Africa: SDG index score (2015 - 2022)


Concerning signs of stagnation appearing

Goal 16 - Peace, justice and strong institutions are one of only two goals to have deteriorated on average in Africa since 2015 (-2.3). However, over the last five years, four more goals have deteriorated: Goal 8 - Decent work and economic growth, Goal 11 - Sustainable cities and communities (-1.1), Goal 12 - Responsible consumption and production (-0.1), and Goal 14 - Life below water (-0.5). Additionally, in the case of Goal 16, almost 80% of the deterioration since 2015 occurred in the last five years with 1.9 points lost over the period.

Achievement of the SDGs at stake

It is promising that 15 of 17 SDG Goals have improved on average in Africa since 2015. However, progress has clearly slowed in the latest five years. If stagnation continues, then achieving the SDGs in Africa will not be possible.

This is not just a reality for Africa but for the world. The political declaration of the 2023 UN High-level Political Forum on Sustainable Development (HLPF) under the auspices of the UN General Assembly states that “the achievement of the SDGs is in peril” globally.

António Guterres, UN Secretary General at the High-level Political Forum on Sustainable Development, July 2023 “The world is crying out for high-level political action. Action to make the Sustainable Development Goals a reality — for everyone, everywhere. Without it, the 2030 promise is in danger of slipping away”

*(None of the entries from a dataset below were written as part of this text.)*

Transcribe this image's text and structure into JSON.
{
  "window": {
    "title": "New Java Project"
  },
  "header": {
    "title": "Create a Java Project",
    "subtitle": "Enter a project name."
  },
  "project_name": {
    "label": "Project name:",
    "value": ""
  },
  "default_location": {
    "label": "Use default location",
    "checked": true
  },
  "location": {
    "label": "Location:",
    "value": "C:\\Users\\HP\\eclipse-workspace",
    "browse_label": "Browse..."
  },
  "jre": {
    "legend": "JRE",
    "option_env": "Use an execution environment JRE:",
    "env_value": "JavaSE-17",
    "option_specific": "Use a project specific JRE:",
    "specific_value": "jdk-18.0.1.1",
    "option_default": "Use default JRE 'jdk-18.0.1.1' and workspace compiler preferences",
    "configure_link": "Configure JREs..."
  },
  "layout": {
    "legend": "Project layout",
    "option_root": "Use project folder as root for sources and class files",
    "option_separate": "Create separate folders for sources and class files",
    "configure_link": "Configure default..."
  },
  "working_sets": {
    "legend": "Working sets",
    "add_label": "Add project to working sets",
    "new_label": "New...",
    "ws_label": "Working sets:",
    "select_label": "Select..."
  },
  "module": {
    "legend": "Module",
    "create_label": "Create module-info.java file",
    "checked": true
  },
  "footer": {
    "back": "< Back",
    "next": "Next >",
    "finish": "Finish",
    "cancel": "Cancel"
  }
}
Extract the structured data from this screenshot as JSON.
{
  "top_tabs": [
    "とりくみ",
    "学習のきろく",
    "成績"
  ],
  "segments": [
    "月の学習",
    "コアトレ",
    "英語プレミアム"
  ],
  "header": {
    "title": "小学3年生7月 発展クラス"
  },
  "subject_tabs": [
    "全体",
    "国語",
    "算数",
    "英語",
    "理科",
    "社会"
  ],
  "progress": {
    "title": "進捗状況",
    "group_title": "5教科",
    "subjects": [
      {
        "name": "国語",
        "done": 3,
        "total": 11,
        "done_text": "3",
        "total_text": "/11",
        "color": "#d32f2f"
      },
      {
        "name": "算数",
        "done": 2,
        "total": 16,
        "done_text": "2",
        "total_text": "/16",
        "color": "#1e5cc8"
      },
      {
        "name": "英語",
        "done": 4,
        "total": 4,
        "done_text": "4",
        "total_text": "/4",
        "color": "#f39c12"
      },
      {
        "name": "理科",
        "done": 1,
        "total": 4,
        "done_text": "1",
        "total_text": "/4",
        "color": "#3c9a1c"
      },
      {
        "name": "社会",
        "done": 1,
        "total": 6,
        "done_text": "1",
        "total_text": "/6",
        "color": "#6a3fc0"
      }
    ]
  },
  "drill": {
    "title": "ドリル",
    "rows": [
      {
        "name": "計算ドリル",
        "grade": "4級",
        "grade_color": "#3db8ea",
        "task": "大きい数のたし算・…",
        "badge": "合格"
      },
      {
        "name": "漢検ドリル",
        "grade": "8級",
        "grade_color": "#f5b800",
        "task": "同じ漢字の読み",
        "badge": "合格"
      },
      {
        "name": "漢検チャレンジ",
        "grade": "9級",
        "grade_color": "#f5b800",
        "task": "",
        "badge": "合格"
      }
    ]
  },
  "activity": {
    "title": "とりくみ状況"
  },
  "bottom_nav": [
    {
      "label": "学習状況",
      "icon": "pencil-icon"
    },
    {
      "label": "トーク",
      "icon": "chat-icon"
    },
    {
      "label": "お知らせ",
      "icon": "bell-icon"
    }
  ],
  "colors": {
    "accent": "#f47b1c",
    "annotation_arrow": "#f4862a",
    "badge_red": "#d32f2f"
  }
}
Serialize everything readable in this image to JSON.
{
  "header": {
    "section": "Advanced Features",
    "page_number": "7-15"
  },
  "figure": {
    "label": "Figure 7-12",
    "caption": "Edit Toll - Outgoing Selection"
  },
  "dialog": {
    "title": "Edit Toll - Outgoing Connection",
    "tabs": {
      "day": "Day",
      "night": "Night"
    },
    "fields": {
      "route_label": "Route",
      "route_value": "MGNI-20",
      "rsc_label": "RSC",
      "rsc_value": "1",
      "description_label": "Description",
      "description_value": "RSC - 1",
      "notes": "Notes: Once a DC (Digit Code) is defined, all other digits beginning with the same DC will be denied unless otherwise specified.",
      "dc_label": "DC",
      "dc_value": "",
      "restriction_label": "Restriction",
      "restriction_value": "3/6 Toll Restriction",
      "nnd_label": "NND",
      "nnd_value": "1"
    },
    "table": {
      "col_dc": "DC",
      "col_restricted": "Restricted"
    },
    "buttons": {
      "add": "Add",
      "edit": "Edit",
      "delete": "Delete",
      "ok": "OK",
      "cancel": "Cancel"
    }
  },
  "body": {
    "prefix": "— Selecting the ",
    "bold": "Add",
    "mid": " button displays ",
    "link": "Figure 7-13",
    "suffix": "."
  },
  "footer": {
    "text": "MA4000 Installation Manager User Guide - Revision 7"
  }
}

To achieve the SDGs in Africa, key challenges must be overcome:

Governance progress on the continent must be sustained

Good governance will be key to realising the SDGs. The 2022 Ibrahim Index of African Governance (IIAG) shows that governance progress has stagnated in recent years, largely driven by divergent underlying trends – while more than 40 countries have improved in the IIAG categories Foundations for Economic Opportunity and Human Development, more than 30 countries have deteriorated in the categories Security & Rule of Law and Participation, Rights & Inclusion.

New multilateral system, global financial pact for Africa and climate finance

Though crises such as COVID-19 and climate change are not African-born, Africa can offer key solutions. However, as it was articulated during the 2023 Ibrahim Governance Weekend (IGW) the current multilateral system is not giving due weight to Africa’s voice. There is a serious need to modernise a multilateral system that is still based on power balances emerged out of the WWII to one that is more representative.

Additionally, it must transform the international financial architecture. Currently, the financing gap for realising the SDGs in Africa stands at $194 billion annually. When so many in the Global South cannot obtain the finance to meet their own development needs - or can only do so by placing themselves under an excessive debt burden – change is clearly needed. Of the eight African countries classified as being in debt distress by the IMF, five are among the ten countries to have seen the least progress in the SDGs since 2015.

Read more in our Global Africa Report.

Data gaps: better data coverage is crucial to SDG realisation

The lack of strong data systems is particularly apparent in Africa, where there is a general lack of comparable data. SDG indicators such as secondary school enrolment and completion have notable gaps. While of the 3 SDGs pertaining to climate change (Goal 13, Goal 14 and Goal 15), only Goal 15 - Life on land has official data for more than 33 African countries. Another issue is the lack of up to date and more specific data provided by National Statistical Offices, who face significant capacity constraints.

Data is missing at a moment in which the demand for data is highest. Statistics are perennially underfunded, currently attracting a mere 0.34% of total Official Development Assistance (ODA). As a result, the funding gap for properly monitoring the SDG indicators stands at approximately $200 million per year. Plugging this gap will be crucial for realisation of the SDGs.

The upcoming Mo Ibrahim Foundation (MIF) report will use the 2022 IIAG to provide a comprehensive mapping of the African data landscape with regards to measuring governance performance – showcasing data availability and highlighting main data gaps.